Chosen randomly from the correct entries was Wayne Wilke, of Evans. He wins a prize from The Augusta Chronicle.
Last week, we inadvertently omitted the entry of Bill Harding, of Evans, who correctly guessed the Corvette Stingray. We apologize for the omission.
Other readers identifying the SUV were:
AUGUSTA: Craig Kerins wrote: “Looks like a new Ford Explorer.”
CANTON, GA.: David Anderson wrote: “Today’s Ford Explorer is a far cry from what could be called its great-great-granddad, the Ford Bronco – that original 4WD Jeep-like Bronco, not the full-size pickup-based Bronco.
“That original Bronco was closer in appearance to the International Harvester Scout with a short wheelbase, high ground clearance and removable hard or soft top. This was a brutally capable vehicle not known for comfort and certainly not luxury, but to this day, still has a loyal following. Ford eventually redesigned the Bronco based on the full-size F-150, thus making it more truck than Jeep.
“Now enter the gas crisis of the 1970s and the beginnings of the automotive import wars. As a stop-gap measure, Ford marketed the compact Courier pickup, a rebadged Mazda pickup. Meanwhile, a domestic, in-house compact pickup, the Ranger, and a scaled down version of the Bronco called the Bronco II were being developed. The Ranger replaced the Courier and the Bronco II while marketed as the “little brother” to the full-size Bronco, was also compared to that original Bronco.
“Together with the S-10/S-15 pickups from GM, the Ford Ranger was well-received as an American-made response in the import wars, and these pickups lines would continue for many years. The Bronco II however, lasted only a few years as the buying public, with its appetite for minivans nearly sated, wanted something a little different. Enter the Explorer when a four-door version of the Bronco II was needed to respond to the Chevy S-10 Blazer. So as not to be confused with anything else in the Ford lineup, the Bronco II name was dropped although the Explorer was still based on the Ranger pickup just as its predecessor.
“With this introduction, a dynasty was born. I have known several Explorer owners over the years and they are a loyal bunch. More than a couple of them have been multiple Explorer owners having passed an aging family Explorer down to their new teen driver when they upgraded to a newer model. This was done in spite of quality control issues, rollover issues and even a purported ban from a national trailer rental chain that would not rent a trailer to an Explorer owner.”
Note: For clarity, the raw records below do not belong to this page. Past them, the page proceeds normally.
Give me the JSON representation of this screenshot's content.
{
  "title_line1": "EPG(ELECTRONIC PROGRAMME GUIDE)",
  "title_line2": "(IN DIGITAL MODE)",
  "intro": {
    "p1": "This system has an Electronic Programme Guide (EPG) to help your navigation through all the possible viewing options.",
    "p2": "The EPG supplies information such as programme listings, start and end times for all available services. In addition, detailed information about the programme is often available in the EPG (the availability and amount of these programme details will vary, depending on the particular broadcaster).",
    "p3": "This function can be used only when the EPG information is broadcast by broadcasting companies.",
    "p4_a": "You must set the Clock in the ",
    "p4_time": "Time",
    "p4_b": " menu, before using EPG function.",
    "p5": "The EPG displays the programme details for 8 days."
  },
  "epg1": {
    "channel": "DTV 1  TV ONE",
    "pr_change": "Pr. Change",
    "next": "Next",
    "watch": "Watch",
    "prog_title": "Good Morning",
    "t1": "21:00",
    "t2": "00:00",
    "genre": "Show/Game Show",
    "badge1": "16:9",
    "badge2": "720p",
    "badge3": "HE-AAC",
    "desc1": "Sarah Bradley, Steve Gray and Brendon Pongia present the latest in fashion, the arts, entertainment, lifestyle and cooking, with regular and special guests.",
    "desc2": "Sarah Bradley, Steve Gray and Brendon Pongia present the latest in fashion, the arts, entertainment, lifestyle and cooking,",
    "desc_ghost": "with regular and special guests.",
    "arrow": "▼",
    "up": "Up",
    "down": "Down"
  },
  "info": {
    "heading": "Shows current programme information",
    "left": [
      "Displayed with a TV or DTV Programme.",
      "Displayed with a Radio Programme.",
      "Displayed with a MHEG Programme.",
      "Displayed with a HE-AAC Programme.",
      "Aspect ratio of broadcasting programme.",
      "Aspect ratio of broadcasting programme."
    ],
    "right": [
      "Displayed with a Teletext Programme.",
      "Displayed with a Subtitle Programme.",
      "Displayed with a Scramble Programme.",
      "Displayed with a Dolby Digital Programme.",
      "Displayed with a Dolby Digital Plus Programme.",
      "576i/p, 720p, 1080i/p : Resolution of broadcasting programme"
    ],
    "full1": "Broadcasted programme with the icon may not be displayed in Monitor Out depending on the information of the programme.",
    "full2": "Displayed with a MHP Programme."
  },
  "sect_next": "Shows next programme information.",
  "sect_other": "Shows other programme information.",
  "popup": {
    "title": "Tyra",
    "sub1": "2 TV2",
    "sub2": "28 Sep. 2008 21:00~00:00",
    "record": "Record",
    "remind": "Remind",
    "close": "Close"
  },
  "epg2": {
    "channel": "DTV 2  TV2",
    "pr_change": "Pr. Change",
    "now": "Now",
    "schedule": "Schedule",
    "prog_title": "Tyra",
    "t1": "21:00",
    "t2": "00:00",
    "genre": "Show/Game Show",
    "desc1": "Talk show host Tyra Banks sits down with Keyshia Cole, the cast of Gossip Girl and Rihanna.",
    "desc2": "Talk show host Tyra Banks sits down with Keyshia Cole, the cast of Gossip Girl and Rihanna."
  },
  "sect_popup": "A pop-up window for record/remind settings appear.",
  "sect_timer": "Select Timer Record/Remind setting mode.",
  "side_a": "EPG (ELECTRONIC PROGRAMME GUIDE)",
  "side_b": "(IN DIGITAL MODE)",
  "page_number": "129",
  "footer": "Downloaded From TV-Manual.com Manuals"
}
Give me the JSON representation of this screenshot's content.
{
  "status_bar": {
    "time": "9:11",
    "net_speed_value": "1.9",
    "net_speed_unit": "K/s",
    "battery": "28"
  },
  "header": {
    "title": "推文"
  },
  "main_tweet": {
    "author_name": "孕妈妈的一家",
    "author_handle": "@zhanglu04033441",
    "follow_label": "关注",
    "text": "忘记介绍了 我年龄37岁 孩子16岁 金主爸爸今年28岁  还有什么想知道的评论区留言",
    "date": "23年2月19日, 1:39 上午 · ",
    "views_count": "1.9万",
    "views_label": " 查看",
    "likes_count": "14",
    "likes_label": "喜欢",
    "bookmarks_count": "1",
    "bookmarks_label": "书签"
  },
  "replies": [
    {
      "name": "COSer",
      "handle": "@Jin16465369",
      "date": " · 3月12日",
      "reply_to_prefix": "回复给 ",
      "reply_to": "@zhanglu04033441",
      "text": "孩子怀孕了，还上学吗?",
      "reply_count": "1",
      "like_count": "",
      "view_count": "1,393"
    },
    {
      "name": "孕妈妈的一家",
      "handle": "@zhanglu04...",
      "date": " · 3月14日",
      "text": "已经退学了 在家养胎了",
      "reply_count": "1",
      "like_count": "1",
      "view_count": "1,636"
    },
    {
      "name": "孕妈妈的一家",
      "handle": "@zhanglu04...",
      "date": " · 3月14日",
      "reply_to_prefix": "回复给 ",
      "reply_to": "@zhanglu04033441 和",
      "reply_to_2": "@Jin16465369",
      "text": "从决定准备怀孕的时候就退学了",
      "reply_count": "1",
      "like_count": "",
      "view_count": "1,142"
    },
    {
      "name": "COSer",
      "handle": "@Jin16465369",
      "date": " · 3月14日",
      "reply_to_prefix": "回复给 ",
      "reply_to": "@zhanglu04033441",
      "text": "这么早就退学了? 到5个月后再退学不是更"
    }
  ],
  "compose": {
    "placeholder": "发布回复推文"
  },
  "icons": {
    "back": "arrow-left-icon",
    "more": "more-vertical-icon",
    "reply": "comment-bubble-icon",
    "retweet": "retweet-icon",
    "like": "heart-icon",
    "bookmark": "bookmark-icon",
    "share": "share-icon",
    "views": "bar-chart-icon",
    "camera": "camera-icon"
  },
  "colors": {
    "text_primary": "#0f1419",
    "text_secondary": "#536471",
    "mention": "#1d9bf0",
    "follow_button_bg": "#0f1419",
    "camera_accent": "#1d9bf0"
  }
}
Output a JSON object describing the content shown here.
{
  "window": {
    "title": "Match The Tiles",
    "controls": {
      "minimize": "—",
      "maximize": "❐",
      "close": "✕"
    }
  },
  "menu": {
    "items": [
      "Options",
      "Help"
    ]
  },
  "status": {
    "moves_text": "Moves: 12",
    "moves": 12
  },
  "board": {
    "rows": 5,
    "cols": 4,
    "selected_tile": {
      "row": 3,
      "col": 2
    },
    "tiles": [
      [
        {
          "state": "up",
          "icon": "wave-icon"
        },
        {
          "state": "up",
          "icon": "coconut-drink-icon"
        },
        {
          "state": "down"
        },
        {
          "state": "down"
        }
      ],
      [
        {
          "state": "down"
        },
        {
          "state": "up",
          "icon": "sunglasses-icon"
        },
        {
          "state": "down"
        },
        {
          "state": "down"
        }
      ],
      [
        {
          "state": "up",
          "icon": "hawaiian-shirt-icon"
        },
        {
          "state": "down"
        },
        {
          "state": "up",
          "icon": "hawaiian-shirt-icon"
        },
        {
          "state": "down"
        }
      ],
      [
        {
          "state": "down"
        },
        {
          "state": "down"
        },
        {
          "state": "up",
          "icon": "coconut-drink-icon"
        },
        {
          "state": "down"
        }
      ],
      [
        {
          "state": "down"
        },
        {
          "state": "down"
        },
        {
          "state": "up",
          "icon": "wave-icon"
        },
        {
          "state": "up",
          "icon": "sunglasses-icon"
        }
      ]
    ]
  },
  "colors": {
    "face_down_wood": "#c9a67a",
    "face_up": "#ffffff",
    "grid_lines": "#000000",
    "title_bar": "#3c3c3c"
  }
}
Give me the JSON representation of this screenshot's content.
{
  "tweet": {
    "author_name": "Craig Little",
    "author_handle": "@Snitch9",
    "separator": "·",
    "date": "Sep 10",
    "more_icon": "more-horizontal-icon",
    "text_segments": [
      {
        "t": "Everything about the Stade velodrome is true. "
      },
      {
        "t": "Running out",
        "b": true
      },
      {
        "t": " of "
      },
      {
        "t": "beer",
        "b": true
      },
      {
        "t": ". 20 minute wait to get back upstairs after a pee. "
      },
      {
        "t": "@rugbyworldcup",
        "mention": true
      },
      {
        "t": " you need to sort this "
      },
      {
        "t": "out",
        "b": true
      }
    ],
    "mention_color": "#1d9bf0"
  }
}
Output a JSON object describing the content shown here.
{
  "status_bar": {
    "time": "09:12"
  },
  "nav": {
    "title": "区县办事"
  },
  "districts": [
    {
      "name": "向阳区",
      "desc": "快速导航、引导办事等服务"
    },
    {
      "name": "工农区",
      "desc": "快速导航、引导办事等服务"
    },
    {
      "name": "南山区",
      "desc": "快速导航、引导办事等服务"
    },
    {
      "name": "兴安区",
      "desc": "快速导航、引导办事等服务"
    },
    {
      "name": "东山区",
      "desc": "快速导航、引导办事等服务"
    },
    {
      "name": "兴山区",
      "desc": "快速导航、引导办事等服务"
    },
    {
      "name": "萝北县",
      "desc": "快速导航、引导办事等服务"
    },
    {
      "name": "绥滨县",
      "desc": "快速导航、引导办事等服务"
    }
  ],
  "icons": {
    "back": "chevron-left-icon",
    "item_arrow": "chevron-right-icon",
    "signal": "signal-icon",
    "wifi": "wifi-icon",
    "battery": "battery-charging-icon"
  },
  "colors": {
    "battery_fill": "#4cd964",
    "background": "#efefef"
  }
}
EVANS: Jerry Paul
MARTINEZ: Jim Muraski
PERRY, FLA.: Larry Anderson
SHAWANO, WIS.: Karen McKenna
WARRENVILLE: James Covar